I'm trying to remember what took me to Ft. Dodge. It's usually a matchbook and you'll probably see it in a year or two and think "why does that sound familiar?" There's no grand scheme to this feature, although I wish there was; it would make things easier.
This one's interesting. Twenty-five thousand souls; the county sea. Right on the Des Moines river.
It may look bland and featureless to our eyes, but - well, it is bland and featureless, but it's also a symbol of a certain era of confidence and Newness.
The streetlights on the right make me suspect they tried the old Downtown Beautification idea. Let's make modern ones with big names and THEN people will come back downtown.
I've no idea what this used to be; I wouldn't be surprised it it was a department store remembered by people over 40. Under 40, not so much - except perhaps as something Mom mentioned, or a name on a box she kept.

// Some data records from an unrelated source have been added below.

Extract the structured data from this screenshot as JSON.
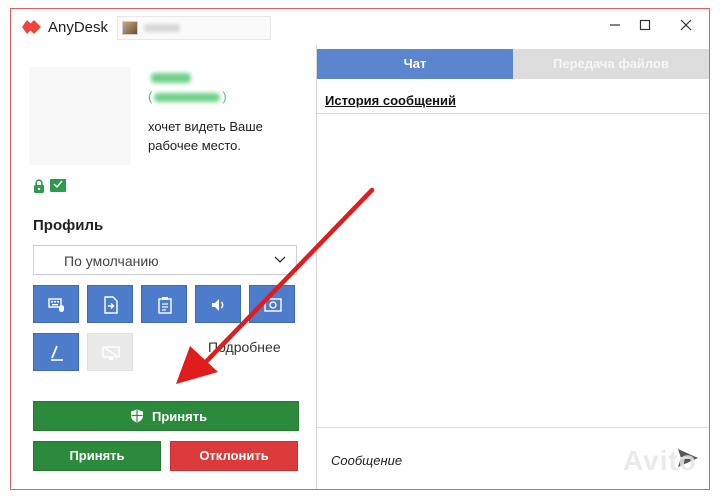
{
  "app": {
    "name": "AnyDesk"
  },
  "request": {
    "id_open": "(",
    "id_close": ")",
    "message": "хочет видеть Ваше рабочее место."
  },
  "profile": {
    "label": "Профиль",
    "selected": "По умолчанию"
  },
  "permissions": {
    "more_link": "Подробнее",
    "icons": [
      "keyboard-mouse-icon",
      "file-transfer-icon",
      "clipboard-icon",
      "sound-icon",
      "screenshot-icon",
      "draw-icon",
      "privacy-screen-icon"
    ]
  },
  "actions": {
    "accept_main": "Принять",
    "accept": "Принять",
    "decline": "Отклонить"
  },
  "tabs": {
    "chat": "Чат",
    "files": "Передача файлов"
  },
  "chat": {
    "history_title": "История сообщений",
    "message_placeholder": "Сообщение"
  },
  "watermark": "Avito",
  "colors": {
    "accept": "#2c8a3c",
    "decline": "#dd3b3b",
    "permission_blue": "#4e7ccc",
    "tab_active": "#5b86cf",
    "logo_red": "#ef443b",
    "annotation_arrow": "#e01d1d"
  }
}
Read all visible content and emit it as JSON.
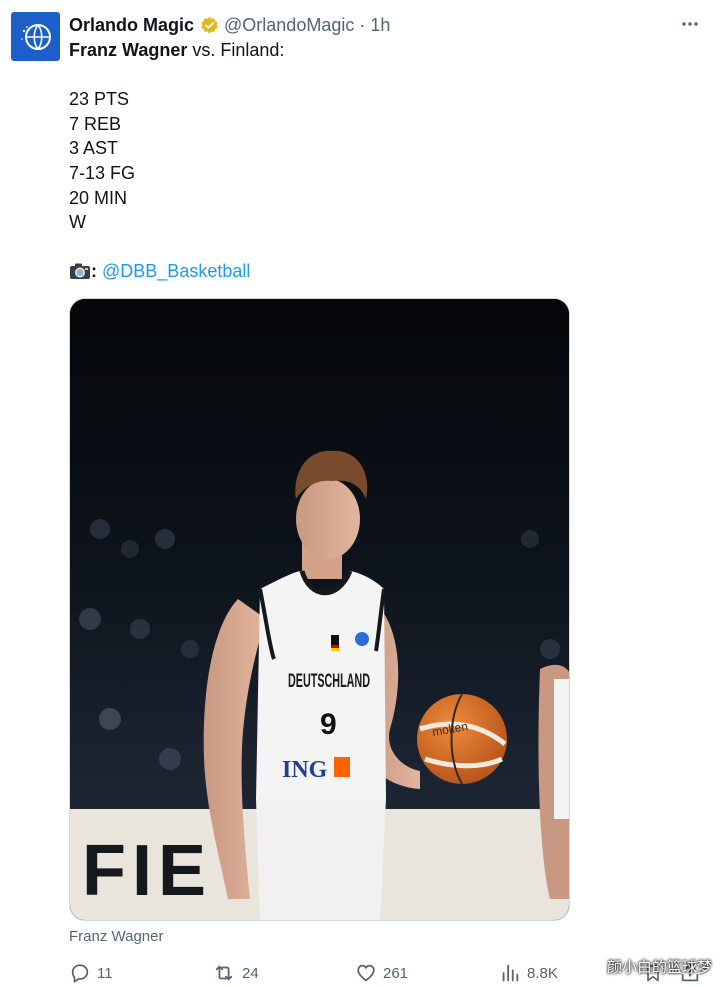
{
  "tweet": {
    "author_name": "Orlando Magic",
    "handle": "@OrlandoMagic",
    "separator": "·",
    "time": "1h",
    "player_name": "Franz Wagner",
    "headline_rest": " vs. Finland:",
    "stats": [
      "23 PTS",
      "7 REB",
      "3 AST",
      "7-13 FG",
      "20 MIN",
      "W"
    ],
    "credit_sep": ":",
    "credit_link": "@DBB_Basketball",
    "image_caption": "Franz Wagner"
  },
  "photo": {
    "jersey_text": "DEUTSCHLAND",
    "jersey_number": "9",
    "sponsor": "ING",
    "ball_brand": "molten",
    "signage": "FIE"
  },
  "actions": {
    "replies": "11",
    "reposts": "24",
    "likes": "261",
    "views": "8.8K"
  },
  "watermark": "颜小白的篮球梦",
  "colors": {
    "link": "#1d9bf0",
    "secondary_text": "#536471",
    "verified": "#e2b719",
    "avatar_bg": "#1d5fc9"
  },
  "icons": [
    "magic-logo-icon",
    "verified-badge-icon",
    "more-icon",
    "camera-icon",
    "reply-icon",
    "repost-icon",
    "like-icon",
    "views-icon",
    "bookmark-icon",
    "share-icon"
  ]
}
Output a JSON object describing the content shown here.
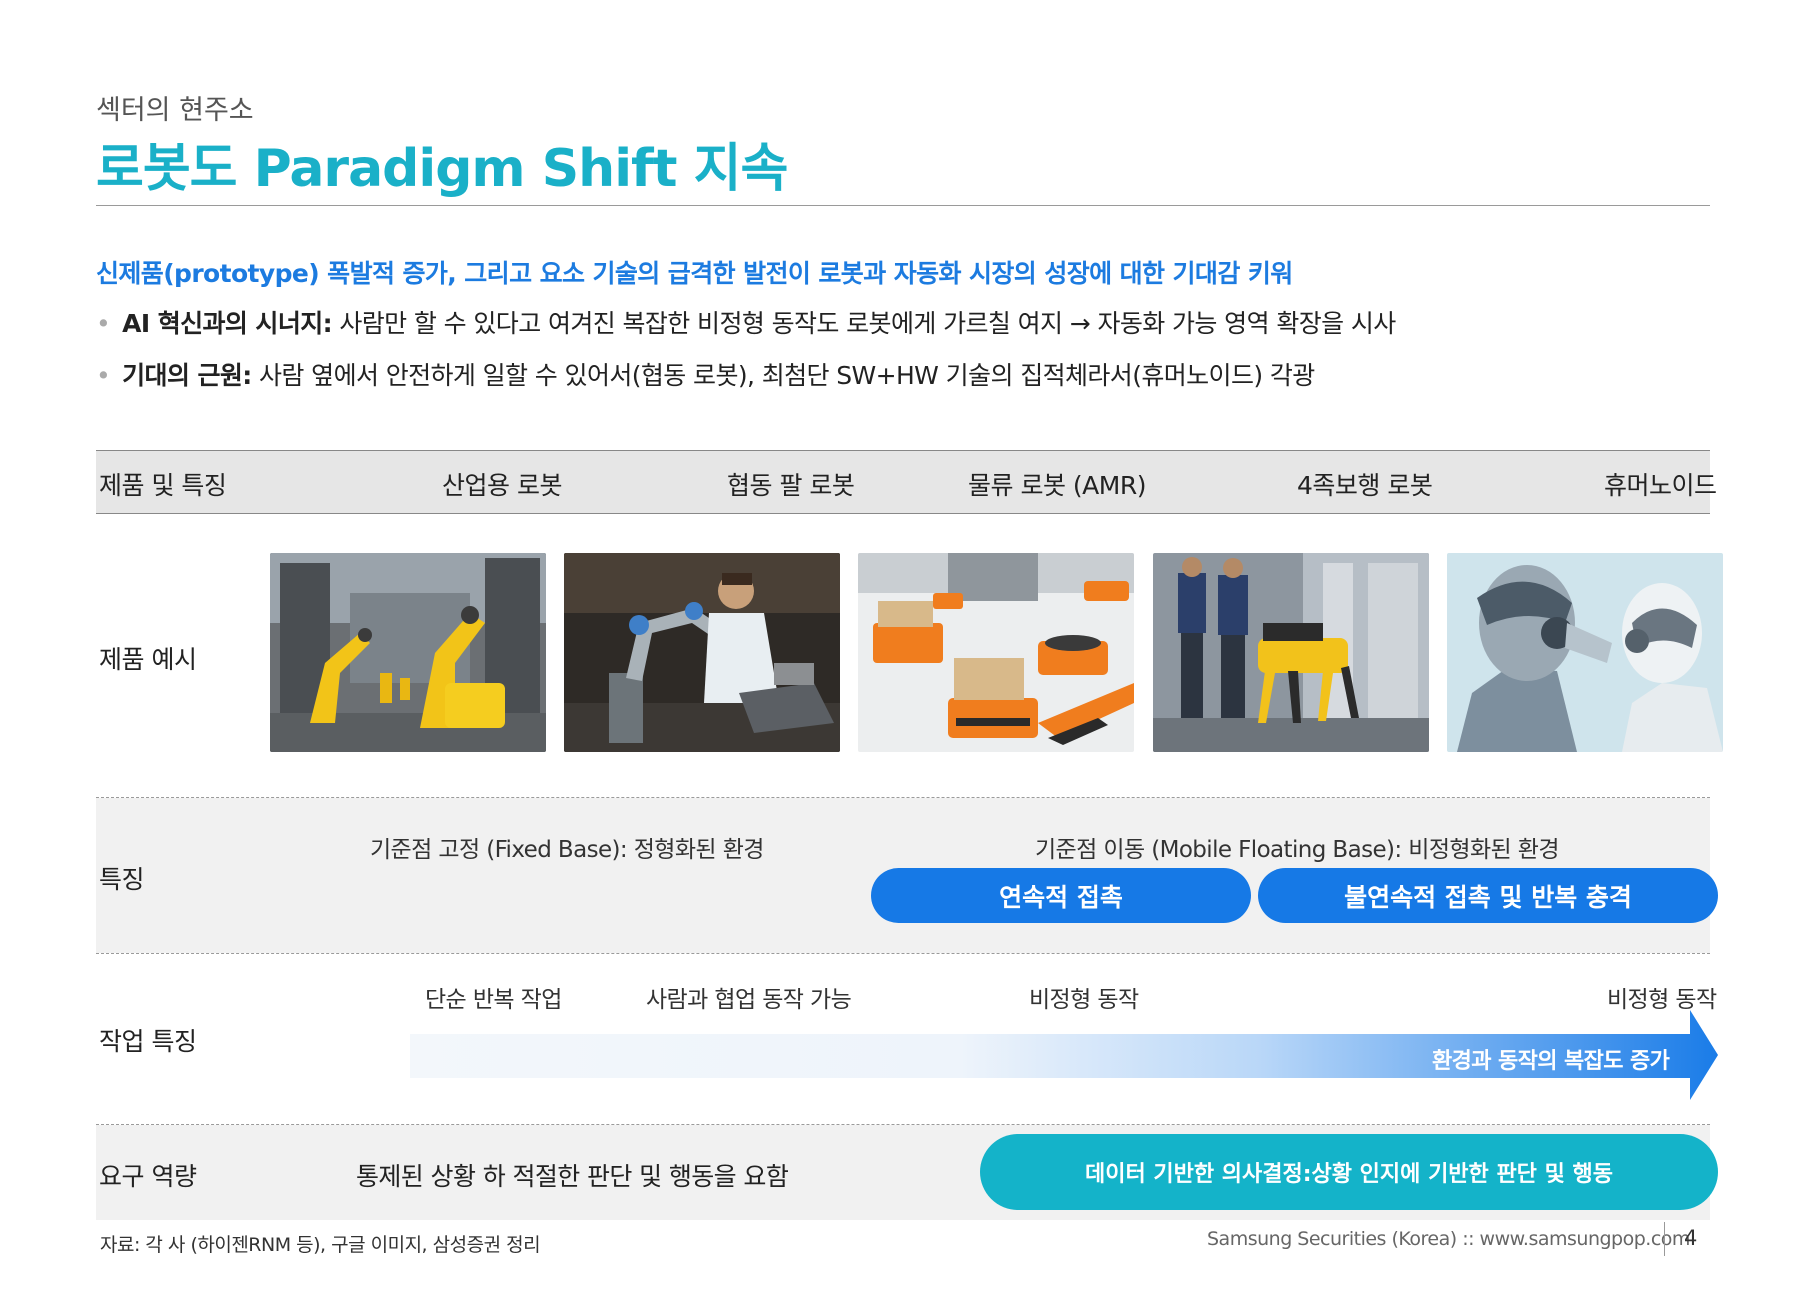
{
  "header": {
    "section": "섹터의 현주소",
    "title": "로봇도 Paradigm Shift 지속"
  },
  "summary": {
    "lead": "신제품(prototype) 폭발적 증가, 그리고 요소 기술의 급격한 발전이 로봇과 자동화 시장의 성장에 대한 기대감 키워",
    "bullets": [
      {
        "bold": "AI 혁신과의 시너지:",
        "text": " 사람만 할 수 있다고 여겨진 복잡한 비정형 동작도 로봇에게 가르칠 여지 → 자동화 가능 영역 확장을 시사"
      },
      {
        "bold": "기대의 근원:",
        "text": " 사람 옆에서 안전하게 일할 수 있어서(협동 로봇), 최첨단 SW+HW 기술의 집적체라서(휴머노이드) 각광"
      }
    ]
  },
  "table": {
    "header_label": "제품 및 특징",
    "columns": [
      "산업용 로봇",
      "협동 팔 로봇",
      "물류 로봇 (AMR)",
      "4족보행 로봇",
      "휴머노이드"
    ],
    "rows": {
      "example_label": "제품 예시",
      "feature_label": "특징",
      "task_label": "작업 특징",
      "capability_label": "요구 역량"
    },
    "features": {
      "fixed": "기준점 고정 (Fixed Base): 정형화된 환경",
      "mobile": "기준점 이동 (Mobile Floating Base): 비정형화된 환경",
      "pill_continuous": "연속적 접촉",
      "pill_discontinuous": "불연속적 접촉 및 반복 충격"
    },
    "tasks": {
      "t1": "단순 반복 작업",
      "t2": "사람과 협업 동작 가능",
      "t3": "비정형 동작",
      "t4": "비정형 동작",
      "arrow_label": "환경과 동작의 복잡도 증가"
    },
    "capabilities": {
      "controlled": "통제된 상황 하 적절한 판단 및 행동을 요함",
      "data_pill": "데이터 기반한 의사결정:상황 인지에 기반한 판단 및 행동"
    }
  },
  "footer": {
    "source": "자료: 각 사 (하이젠RNM 등), 구글 이미지, 삼성증권 정리",
    "company": "Samsung Securities (Korea) :: www.samsungpop.com",
    "page": "4"
  },
  "colors": {
    "title": "#1ab0c8",
    "lead": "#1c7be0",
    "pill_blue": "#1679e6",
    "pill_cyan": "#14b3c9"
  },
  "icons": [
    "industrial-robot-photo",
    "cobot-photo",
    "amr-photo",
    "quadruped-robot-photo",
    "humanoid-photo"
  ]
}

Three generations of facades: the original old brick with terracotta accents, the 30s - 50s porcelain or metal panels, and finally craptastic Waltons-era wood over bunker-grey brick.
What's inside? I don't know. Do you want to find out?
Oh, Seventies. You were so proud of yourself.
Just looking at this thing, with its vague historical references, makes me hear mid-70s Tv show music and see men with sideburns and thick sportcoats with thick lapels and wide ties looking for Michael Constantine, who stole something.
"Can we wait a few years until they come up with better-looking panels? There's something about it that doesn't reflect the true soul of the -"
The windows up above look original. Which is good! And not so good.
This wasn't an immediate decision; it took a while to deaden the ground floor.
Raw wood; always a good look. And I guess they were all plumb out of matching bricks.
Around the corner, a reminder that fire escapes used to be much more common, and made for some interesting views. This seems to be a working fire escape; the counterweight is still hanging on a wire on the right.
That was once plate glass, I'm sure. A corner restaurant? A drug store? did that shadow fall across a counter, draw lines on a placemat or menu?
Yes, I think I was right about Downtown Beautification. Brickwork sidewalks! Why, they'll be lining up to shop.
I like the jaunty angle of the window. It would be better with some goods for sale. I wonder if it had the standard trajectory - an old shoe store closes, something goes in that represents someone's retail dream (cookies! Flowers! Crocheted stuff!) and then dies.
Ah, a classic palimpsest.
Is the Coke sign on top of an older one? I think so.
Now and then, a survivor, still at work with bright pride:
Their website says it opened in 1963. Brother, is that 1963.
Ft. Dodge could stand some business, frankly.
Maybe there was a flood.
At this point you might think you'd gotten the flavor of Ft. Dodge, and you're thinking it's a small weary dive.
That's because I've been selective. Next week? A completely different look. Same place. Same camera. Different choices.
Oh, er, ahem:
There you have it - one more day until the weekend comes around again. Four day weeks are odd; I never feel like I earned Friday. Yet somehow I manage to enjoy them anyway.